Web page and app entries
◇ ◇ ◇ ◇
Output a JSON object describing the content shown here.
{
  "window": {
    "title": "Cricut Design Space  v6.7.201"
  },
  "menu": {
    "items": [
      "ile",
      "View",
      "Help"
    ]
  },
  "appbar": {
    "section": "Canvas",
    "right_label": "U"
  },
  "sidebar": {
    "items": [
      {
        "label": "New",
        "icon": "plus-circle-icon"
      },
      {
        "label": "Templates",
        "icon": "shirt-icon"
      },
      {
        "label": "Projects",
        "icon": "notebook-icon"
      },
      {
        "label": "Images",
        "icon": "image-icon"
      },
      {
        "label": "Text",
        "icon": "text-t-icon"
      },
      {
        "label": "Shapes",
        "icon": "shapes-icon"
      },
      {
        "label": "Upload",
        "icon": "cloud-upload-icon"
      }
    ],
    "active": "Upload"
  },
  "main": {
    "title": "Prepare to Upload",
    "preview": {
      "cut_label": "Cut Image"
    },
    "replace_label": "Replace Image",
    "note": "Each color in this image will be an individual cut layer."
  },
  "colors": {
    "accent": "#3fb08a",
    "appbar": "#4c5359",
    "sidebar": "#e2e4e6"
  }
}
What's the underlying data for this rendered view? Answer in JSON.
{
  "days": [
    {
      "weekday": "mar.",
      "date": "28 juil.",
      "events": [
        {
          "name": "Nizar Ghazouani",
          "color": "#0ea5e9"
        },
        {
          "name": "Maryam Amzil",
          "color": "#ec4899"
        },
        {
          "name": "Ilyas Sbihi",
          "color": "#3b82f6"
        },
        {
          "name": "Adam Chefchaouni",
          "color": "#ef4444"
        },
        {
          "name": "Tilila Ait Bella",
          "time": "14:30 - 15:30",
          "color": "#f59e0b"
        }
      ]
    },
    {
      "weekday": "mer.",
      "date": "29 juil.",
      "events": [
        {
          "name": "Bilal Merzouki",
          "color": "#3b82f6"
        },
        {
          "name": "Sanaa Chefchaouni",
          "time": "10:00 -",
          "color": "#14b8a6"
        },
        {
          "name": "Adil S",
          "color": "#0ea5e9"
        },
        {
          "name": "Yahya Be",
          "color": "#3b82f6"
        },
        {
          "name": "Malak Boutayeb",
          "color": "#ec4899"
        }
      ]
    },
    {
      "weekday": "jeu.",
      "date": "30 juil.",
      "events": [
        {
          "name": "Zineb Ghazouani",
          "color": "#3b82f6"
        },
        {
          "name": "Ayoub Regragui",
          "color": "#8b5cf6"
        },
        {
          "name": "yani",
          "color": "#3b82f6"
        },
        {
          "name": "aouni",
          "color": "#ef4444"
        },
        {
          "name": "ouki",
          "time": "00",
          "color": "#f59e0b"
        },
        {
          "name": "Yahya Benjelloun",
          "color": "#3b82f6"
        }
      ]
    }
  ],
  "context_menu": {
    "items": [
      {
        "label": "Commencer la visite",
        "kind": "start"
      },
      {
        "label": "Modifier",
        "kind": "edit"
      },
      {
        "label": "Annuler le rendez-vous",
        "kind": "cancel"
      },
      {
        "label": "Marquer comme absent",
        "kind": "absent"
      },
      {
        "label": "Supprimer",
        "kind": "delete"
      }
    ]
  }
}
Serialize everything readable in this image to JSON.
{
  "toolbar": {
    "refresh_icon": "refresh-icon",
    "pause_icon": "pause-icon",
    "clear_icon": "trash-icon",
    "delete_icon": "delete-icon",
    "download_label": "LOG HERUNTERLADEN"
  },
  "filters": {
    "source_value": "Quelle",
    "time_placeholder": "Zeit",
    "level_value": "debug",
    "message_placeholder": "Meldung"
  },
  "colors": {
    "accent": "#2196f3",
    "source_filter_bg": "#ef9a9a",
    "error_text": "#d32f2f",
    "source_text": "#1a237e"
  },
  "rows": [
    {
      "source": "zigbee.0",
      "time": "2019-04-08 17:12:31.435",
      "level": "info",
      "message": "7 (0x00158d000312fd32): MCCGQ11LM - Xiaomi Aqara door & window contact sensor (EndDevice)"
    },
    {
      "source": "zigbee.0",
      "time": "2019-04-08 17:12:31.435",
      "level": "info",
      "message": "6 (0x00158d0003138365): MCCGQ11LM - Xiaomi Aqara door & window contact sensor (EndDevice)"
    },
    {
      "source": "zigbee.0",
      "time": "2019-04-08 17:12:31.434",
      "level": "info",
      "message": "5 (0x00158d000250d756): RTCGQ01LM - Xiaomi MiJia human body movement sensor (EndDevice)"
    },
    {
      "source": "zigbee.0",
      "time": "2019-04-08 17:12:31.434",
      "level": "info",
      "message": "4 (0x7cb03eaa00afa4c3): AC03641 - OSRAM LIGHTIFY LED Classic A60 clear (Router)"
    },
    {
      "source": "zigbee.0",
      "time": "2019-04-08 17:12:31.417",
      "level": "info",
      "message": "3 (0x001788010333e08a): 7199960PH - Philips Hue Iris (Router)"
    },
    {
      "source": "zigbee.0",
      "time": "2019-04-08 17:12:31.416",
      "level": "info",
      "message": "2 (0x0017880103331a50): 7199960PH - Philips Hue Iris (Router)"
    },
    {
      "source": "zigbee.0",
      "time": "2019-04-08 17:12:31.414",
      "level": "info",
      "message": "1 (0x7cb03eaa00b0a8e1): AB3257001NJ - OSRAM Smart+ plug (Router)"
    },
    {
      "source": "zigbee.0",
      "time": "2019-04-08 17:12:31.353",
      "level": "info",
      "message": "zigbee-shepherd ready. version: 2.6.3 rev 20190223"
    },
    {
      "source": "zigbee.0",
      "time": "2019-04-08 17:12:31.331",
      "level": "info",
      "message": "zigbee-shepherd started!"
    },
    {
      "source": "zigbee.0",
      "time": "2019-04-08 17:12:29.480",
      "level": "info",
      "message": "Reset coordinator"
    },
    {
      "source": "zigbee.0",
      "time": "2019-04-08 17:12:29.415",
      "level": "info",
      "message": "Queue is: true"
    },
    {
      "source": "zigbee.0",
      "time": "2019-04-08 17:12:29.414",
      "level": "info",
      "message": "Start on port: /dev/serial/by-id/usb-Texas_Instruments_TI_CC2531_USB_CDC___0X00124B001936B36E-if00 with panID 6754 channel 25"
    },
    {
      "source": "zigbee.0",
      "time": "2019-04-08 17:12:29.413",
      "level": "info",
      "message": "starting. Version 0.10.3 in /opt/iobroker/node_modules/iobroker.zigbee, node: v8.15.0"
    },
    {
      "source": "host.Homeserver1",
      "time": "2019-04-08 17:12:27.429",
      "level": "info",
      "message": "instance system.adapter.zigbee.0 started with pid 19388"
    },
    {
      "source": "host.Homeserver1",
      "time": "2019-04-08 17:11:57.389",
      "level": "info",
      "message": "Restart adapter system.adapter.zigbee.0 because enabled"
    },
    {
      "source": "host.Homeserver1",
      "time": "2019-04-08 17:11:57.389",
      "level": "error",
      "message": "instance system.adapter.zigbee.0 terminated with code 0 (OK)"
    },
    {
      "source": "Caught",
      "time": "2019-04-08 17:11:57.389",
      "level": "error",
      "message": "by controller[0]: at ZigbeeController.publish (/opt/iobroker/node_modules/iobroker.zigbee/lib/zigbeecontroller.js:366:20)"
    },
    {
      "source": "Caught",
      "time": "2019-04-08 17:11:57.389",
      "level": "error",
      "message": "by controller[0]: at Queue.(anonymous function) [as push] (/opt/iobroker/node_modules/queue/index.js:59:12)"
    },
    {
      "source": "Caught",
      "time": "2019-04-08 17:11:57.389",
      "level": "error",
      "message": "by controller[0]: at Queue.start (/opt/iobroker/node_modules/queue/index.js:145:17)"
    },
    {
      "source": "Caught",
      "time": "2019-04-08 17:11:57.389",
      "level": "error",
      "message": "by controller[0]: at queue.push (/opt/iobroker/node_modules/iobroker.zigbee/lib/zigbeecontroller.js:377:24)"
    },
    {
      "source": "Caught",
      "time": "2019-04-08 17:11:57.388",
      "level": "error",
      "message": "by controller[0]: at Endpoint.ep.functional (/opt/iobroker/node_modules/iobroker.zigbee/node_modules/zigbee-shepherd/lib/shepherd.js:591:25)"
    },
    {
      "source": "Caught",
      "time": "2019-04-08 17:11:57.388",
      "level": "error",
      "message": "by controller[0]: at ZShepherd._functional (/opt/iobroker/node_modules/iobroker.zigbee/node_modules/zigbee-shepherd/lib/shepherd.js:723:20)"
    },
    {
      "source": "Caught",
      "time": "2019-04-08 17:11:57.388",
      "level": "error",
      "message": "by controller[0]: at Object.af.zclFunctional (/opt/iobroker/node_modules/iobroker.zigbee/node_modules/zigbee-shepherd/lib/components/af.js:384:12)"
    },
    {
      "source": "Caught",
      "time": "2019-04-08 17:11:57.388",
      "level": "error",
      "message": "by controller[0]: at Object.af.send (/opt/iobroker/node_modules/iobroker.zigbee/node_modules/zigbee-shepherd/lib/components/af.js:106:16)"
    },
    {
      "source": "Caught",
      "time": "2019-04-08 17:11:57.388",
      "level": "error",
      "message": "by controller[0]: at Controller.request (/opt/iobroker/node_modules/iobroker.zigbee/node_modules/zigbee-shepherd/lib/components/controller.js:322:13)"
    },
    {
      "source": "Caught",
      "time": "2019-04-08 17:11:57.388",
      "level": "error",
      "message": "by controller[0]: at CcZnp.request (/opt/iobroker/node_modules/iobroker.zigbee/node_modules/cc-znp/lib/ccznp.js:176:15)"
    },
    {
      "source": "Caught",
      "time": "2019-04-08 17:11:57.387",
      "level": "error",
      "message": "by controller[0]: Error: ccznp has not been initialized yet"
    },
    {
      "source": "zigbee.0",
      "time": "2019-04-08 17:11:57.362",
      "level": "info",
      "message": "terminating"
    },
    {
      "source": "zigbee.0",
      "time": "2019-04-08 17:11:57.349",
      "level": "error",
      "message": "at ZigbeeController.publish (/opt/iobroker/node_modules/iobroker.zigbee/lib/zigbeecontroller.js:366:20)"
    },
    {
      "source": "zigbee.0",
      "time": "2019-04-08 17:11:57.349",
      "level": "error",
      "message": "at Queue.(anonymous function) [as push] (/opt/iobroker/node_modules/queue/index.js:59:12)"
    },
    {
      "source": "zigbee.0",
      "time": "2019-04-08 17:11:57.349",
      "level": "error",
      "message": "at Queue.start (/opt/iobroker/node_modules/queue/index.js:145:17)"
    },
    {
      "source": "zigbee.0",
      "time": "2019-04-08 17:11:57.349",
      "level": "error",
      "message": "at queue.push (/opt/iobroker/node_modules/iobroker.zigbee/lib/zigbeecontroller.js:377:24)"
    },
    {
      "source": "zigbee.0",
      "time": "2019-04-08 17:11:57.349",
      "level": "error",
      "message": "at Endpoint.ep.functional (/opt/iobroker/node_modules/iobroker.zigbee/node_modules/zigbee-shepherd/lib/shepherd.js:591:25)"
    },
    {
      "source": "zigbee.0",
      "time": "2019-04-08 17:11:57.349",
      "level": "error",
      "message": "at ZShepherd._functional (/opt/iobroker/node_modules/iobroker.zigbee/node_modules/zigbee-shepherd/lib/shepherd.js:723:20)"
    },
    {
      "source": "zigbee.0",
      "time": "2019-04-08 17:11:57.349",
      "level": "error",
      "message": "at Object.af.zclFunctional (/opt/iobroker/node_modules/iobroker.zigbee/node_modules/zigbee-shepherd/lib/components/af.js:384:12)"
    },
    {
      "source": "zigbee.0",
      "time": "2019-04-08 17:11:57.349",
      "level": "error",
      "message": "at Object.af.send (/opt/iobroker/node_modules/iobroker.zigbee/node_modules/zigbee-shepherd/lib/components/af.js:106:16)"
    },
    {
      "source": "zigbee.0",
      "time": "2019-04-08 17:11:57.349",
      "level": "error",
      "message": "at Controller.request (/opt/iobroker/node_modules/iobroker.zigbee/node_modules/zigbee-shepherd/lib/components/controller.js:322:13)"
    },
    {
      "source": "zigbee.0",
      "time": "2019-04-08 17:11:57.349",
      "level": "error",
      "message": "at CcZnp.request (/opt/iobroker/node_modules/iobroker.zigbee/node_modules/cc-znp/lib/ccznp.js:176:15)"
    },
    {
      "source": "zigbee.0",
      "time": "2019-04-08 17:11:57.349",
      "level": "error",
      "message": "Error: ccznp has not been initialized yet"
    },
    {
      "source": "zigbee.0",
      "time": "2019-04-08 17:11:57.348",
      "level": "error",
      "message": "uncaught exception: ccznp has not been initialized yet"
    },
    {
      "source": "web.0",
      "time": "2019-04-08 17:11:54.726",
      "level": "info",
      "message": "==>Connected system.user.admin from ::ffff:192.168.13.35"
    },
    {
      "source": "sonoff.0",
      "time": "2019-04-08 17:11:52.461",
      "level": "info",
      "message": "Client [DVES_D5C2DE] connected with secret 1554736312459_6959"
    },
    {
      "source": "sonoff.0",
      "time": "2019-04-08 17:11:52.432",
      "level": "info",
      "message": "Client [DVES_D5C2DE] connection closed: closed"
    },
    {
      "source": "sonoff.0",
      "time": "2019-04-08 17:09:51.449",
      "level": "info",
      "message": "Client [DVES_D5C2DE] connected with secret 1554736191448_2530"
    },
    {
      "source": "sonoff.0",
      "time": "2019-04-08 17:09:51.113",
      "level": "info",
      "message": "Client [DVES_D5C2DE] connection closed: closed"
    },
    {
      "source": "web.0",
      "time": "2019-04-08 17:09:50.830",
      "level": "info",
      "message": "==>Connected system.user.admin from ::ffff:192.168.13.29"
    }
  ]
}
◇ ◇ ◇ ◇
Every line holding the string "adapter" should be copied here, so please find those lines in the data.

      "message": "instance system.adapter.zigbee.0 started with pid 19388"
      "message": "Restart adapter system.adapter.zigbee.0 because enabled"
      "message": "instance system.adapter.zigbee.0 terminated with code 0 (OK)"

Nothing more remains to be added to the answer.